** Data in this exercise follows **
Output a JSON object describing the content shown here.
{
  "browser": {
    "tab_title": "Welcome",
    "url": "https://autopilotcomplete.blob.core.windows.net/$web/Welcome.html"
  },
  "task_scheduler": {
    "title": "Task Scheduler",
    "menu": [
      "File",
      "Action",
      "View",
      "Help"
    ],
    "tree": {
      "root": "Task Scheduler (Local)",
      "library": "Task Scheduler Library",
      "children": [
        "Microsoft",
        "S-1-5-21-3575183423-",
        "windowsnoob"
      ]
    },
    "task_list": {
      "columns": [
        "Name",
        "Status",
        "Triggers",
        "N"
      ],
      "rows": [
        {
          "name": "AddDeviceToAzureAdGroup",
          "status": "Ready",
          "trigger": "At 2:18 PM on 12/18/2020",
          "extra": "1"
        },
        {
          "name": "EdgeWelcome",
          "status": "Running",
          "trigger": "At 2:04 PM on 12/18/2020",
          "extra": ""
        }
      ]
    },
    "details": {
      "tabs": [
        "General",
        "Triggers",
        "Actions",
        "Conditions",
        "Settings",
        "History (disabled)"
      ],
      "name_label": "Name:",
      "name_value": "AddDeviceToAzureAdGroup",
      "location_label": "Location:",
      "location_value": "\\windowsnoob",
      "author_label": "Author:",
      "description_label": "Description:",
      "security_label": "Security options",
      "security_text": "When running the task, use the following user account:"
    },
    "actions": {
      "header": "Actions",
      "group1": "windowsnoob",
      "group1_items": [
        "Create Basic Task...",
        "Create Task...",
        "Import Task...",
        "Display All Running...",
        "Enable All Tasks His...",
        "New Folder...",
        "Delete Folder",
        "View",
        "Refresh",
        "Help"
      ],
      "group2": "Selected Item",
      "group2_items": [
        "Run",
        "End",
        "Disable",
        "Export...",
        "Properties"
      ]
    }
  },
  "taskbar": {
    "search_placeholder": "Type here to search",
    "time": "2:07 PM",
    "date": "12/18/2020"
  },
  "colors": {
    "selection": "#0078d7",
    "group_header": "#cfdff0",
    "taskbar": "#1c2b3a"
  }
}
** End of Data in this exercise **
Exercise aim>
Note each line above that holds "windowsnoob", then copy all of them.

Completed exercise>
        "windowsnoob"
      "location_value": "\\windowsnoob",
      "group1": "windowsnoob",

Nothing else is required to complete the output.